“This makes me want to stay home for good,” a girlfriend said to me, terrified by the video of a white woman named Amy Cooper weaponizing her white privilege and calling 911 on a Black man, Christian Cooper (no relation), who was bird-watching in New York City’s Central Park. Hysterically screaming into her phone, Central Park Amy falsely told police that there was an African American man threatening her life. His threat? The temerity to tell her to obey the posted park rules and leash her dog.

“These Amys are the worse,” my girlfriend said, noting that the woman, who worked at an investment firm (which subsequently fired her), could easily be a colleague. “They smile in your face at the office but they’re capable of calling the police on an innocent Black person.”

Boundaries are a form of self-care, and taking your time to process your emotions before talking about them, or keeping them close to the vest, is an important part of taking care of yourself. Here are some ways to set healthy boundaries and protect yourself from trauma as you return to white spaces.

It’s OK to say, “I don’t want to talk about this right now.” Don’t feel obligated to take the lead on the new diversity and inclusion initiative at your company or to talk with every colleague about social justice. You have a right to decide when and with whom you discuss these potentially charged issues.

It’s OK to not want to educate white folks about current events or the history of racism and oppression in the U.S. White people must be a part of the solution to end racism by educating themselves rather than expecting Black people to shoulder this responsibility. There are plenty of books, podcasts and documentaries that can help them get started.

It’s OK to challenge white people to have their own conversations about race relations and how they will make change.

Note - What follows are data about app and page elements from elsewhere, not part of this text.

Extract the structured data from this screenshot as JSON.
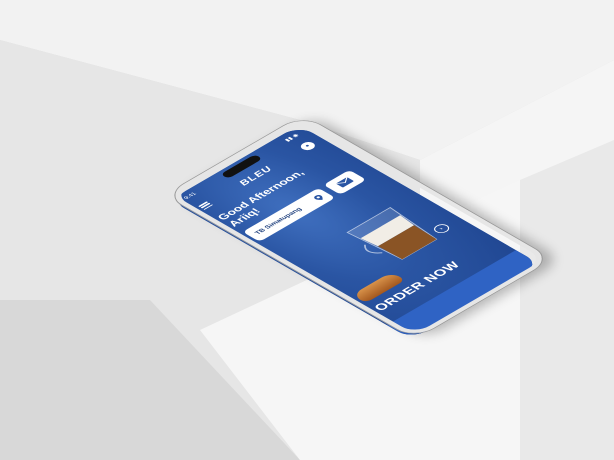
{
  "status": {
    "time": "9:41"
  },
  "header": {
    "logo": "BLEU"
  },
  "greeting": "Good Afternoon, Ariiq!",
  "location": {
    "label": "TB Simatupang"
  },
  "cta": {
    "label": "ORDER NOW"
  },
  "bottom_nav": {
    "items": [
      "",
      "",
      ""
    ]
  },
  "colors": {
    "primary": "#2a55a3",
    "card": "#ffffff",
    "background": "#dcdcdc"
  }
}
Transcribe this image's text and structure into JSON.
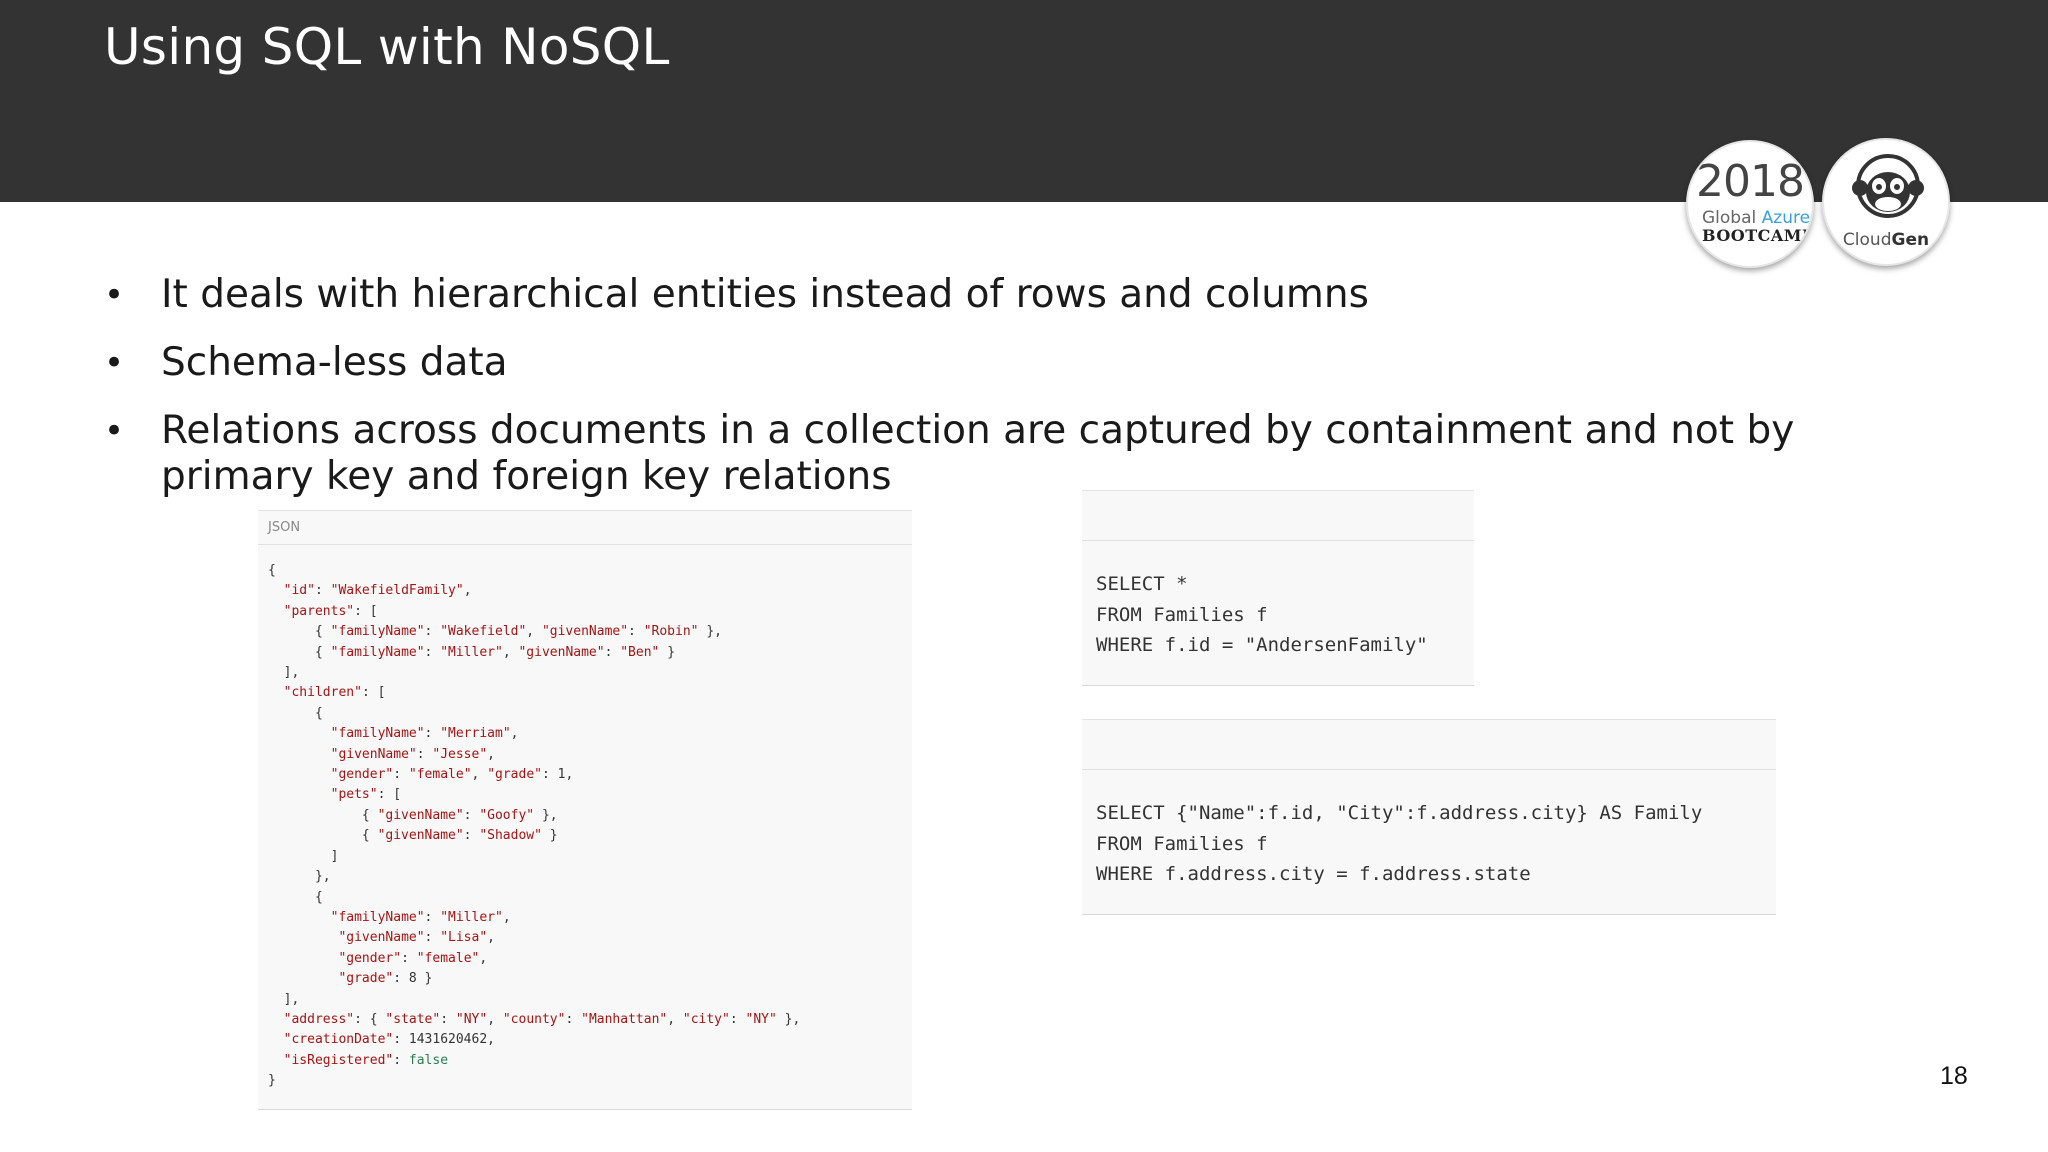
{
  "header": {
    "title": "Using SQL with NoSQL"
  },
  "logos": {
    "bootcamp": {
      "year": "2018",
      "global": "Global",
      "azure": "Azure",
      "bootcamp": "BOOTCAMP"
    },
    "cloudgen": {
      "cloud": "Cloud",
      "gen": "Gen",
      "icon": "monkey-icon"
    }
  },
  "bullets": [
    "It deals with hierarchical entities instead of rows and columns",
    "Schema-less data",
    "Relations across documents in a collection are captured by containment and not by primary key and foreign key relations"
  ],
  "json_panel": {
    "label": "JSON",
    "code": [
      "{",
      "  \"id\": \"WakefieldFamily\",",
      "  \"parents\": [",
      "      { \"familyName\": \"Wakefield\", \"givenName\": \"Robin\" },",
      "      { \"familyName\": \"Miller\", \"givenName\": \"Ben\" }",
      "  ],",
      "  \"children\": [",
      "      {",
      "        \"familyName\": \"Merriam\",",
      "        \"givenName\": \"Jesse\",",
      "        \"gender\": \"female\", \"grade\": 1,",
      "        \"pets\": [",
      "            { \"givenName\": \"Goofy\" },",
      "            { \"givenName\": \"Shadow\" }",
      "        ]",
      "      },",
      "      {",
      "        \"familyName\": \"Miller\",",
      "         \"givenName\": \"Lisa\",",
      "         \"gender\": \"female\",",
      "         \"grade\": 8 }",
      "  ],",
      "  \"address\": { \"state\": \"NY\", \"county\": \"Manhattan\", \"city\": \"NY\" },",
      "  \"creationDate\": 1431620462,",
      "  \"isRegistered\": false",
      "}"
    ]
  },
  "sql_panels": [
    {
      "code": [
        "SELECT *",
        "FROM Families f",
        "WHERE f.id = \"AndersenFamily\""
      ]
    },
    {
      "code": [
        "SELECT {\"Name\":f.id, \"City\":f.address.city} AS Family",
        "FROM Families f",
        "WHERE f.address.city = f.address.state"
      ]
    }
  ],
  "footer": {
    "page_number": "18"
  },
  "colors": {
    "header_bg": "#333333",
    "title": "#ffffff",
    "panel_bg": "#f8f8f8",
    "azure_accent": "#3aa0dd"
  }
}
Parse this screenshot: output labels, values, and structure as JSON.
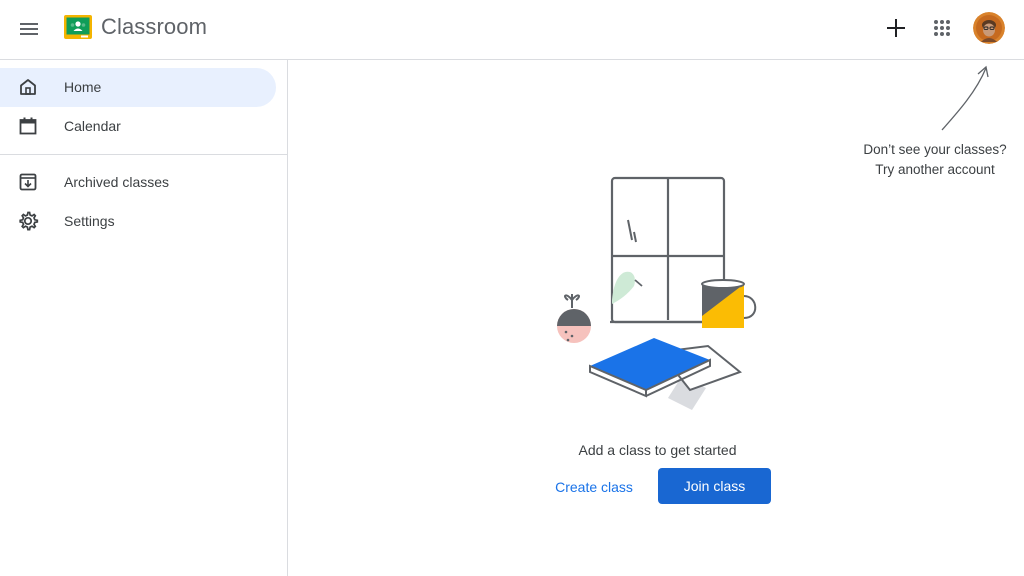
{
  "header": {
    "app_title": "Classroom",
    "icons": {
      "menu": "hamburger-menu-icon",
      "logo": "classroom-logo-icon",
      "add": "plus-icon",
      "apps": "apps-grid-icon",
      "account": "user-avatar"
    }
  },
  "sidebar": {
    "items": [
      {
        "label": "Home",
        "icon": "home-icon",
        "active": true
      },
      {
        "label": "Calendar",
        "icon": "calendar-icon",
        "active": false
      },
      {
        "label": "Archived classes",
        "icon": "archive-icon",
        "active": false
      },
      {
        "label": "Settings",
        "icon": "gear-icon",
        "active": false
      }
    ]
  },
  "account_hint": {
    "line1": "Don’t see your classes?",
    "line2": "Try another account"
  },
  "empty_state": {
    "message": "Add a class to get started",
    "create_label": "Create class",
    "join_label": "Join class"
  },
  "colors": {
    "accent": "#1a73e8",
    "button": "#1967d2",
    "active_nav": "#e8f0fe",
    "divider": "#dadce0",
    "logo_green": "#0f9d58",
    "logo_yellow": "#f4b400"
  }
}
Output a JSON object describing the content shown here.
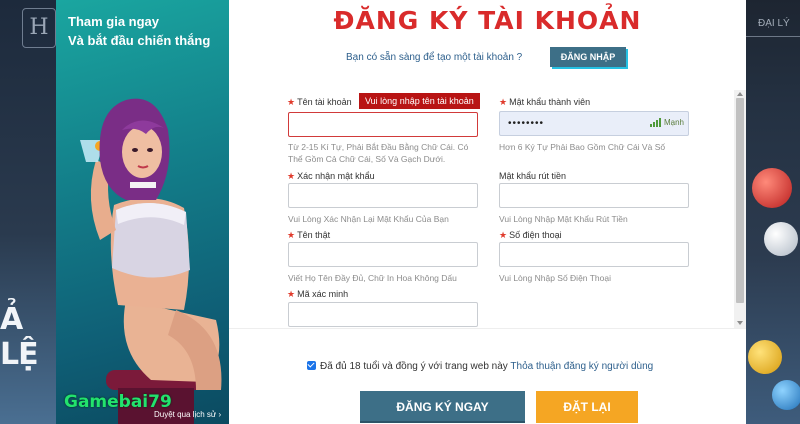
{
  "background": {
    "logo_letter": "H",
    "left_text": "Ả LỆ",
    "right_menu": "ĐẠI LÝ"
  },
  "promo": {
    "line1": "Tham gia ngay",
    "line2": "Và bắt đầu chiến thắng",
    "brand": "Gamebai79",
    "history": "Duyệt qua lịch sử ›"
  },
  "header": {
    "title": "ĐĂNG KÝ TÀI KHOẢN",
    "question": "Bạn có sẵn sàng để tạo một tài khoản ?",
    "login_button": "ĐĂNG NHẬP"
  },
  "form": {
    "username": {
      "label": "Tên tài khoản",
      "value": "",
      "error_tooltip": "Vui lòng nhập tên tài khoản",
      "hint": "Từ 2-15 Kí Tự, Phải Bắt Đầu Bằng Chữ Cái. Có Thể Gồm Cả Chữ Cái, Số Và Gạch Dưới."
    },
    "password": {
      "label": "Mật khẩu thành viên",
      "value": "••••••••",
      "strength": "Mạnh",
      "hint": "Hơn 6 Ký Tự Phải Bao Gồm Chữ Cái Và Số"
    },
    "confirm_password": {
      "label": "Xác nhận mật khẩu",
      "value": "",
      "hint": "Vui Lòng Xác Nhận Lại Mật Khẩu Của Bạn"
    },
    "withdraw_password": {
      "label": "Mật khẩu rút tiền",
      "value": "",
      "hint": "Vui Lòng Nhập Mật Khẩu Rút Tiền"
    },
    "real_name": {
      "label": "Tên thật",
      "value": "",
      "hint": "Viết Họ Tên Đầy Đủ, Chữ In Hoa Không Dấu"
    },
    "phone": {
      "label": "Số điện thoại",
      "value": "",
      "hint": "Vui Lòng Nhập Số Điện Thoại"
    },
    "captcha": {
      "label": "Mã xác minh",
      "value": ""
    }
  },
  "agreement": {
    "checked": true,
    "text": "Đã đủ 18 tuổi và đồng ý với trang web này",
    "link": "Thỏa thuận đăng ký người dùng"
  },
  "buttons": {
    "register": "ĐĂNG KÝ NGAY",
    "reset": "ĐẶT LẠI"
  },
  "colors": {
    "title_red": "#d92b2b",
    "primary_blue": "#3d6f87",
    "reset_orange": "#f5a623",
    "brand_green": "#22e36d",
    "error_red": "#b81414"
  }
}
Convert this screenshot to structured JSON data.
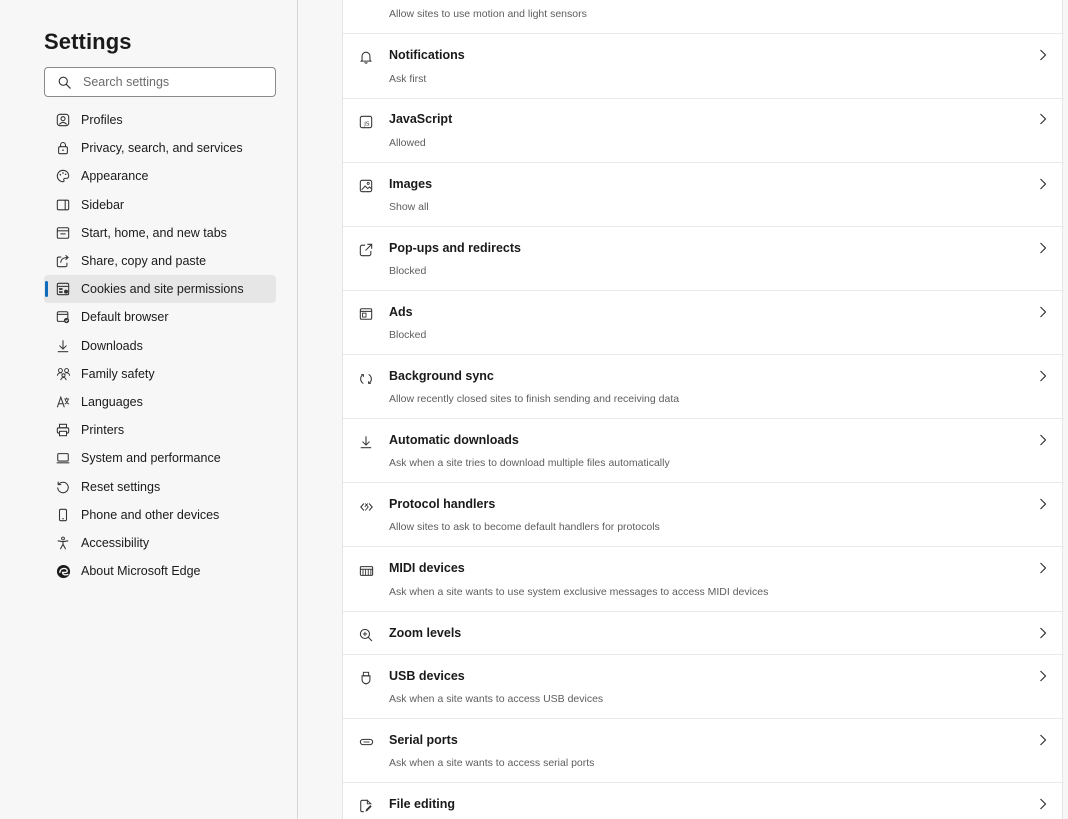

If asked, you can suggest that your company bring in an outside facilitator or someone who is trained to lead discussions on issues like social justice, race relations and white privilege within your company’s culture. This way a neutral third party can guide you. Experts to consider include Jackie Jenkins, organizational psychologist and change strategist; Traci Baxley, associate professor, curriculum, culture and educational inquiry, Florida Atlantic University; and Brenda Fellows, industrial/organizational psychologist and a behavioral, social and data scientist.

It’s OK to not have the answers or to not want to give the answers. As Pulitzer Prize-winning author Toni Morrison said in a 1993 interview with Charlie Rose, “If you can only be tall because somebody is on their knees, then you have a serious problem. And my feeling is: White people have a very, very serious problem, and they should start thinking about what they can do about it. Take me out of it.”

It’s OK to share your experiences with racism that have shaped your perspective and to stop when you feel you've shared enough. To say what you need to say and to leave it at that. Don’t feel obligated to answer further questions, describe in more detail or explain what it felt like. It’s your story and you decide how much you want to share.

It’s OK to walk away from discussions about race when someone is trying to compare their experiences to yours. Well-meaning white people or non-Black people may think that by comparing your experience with racism to theirs with sexism, for instance, they can find common ground. But in doing so they fail to acknowledge your pain or to even hear you. Keep stepping and save yourself the frustration.

By setting boundaries we are showing ourselves some love at a time we really need it. Holding firm will help you find the space to process what you’re feeling and weather the adversity that we are all enduring these days.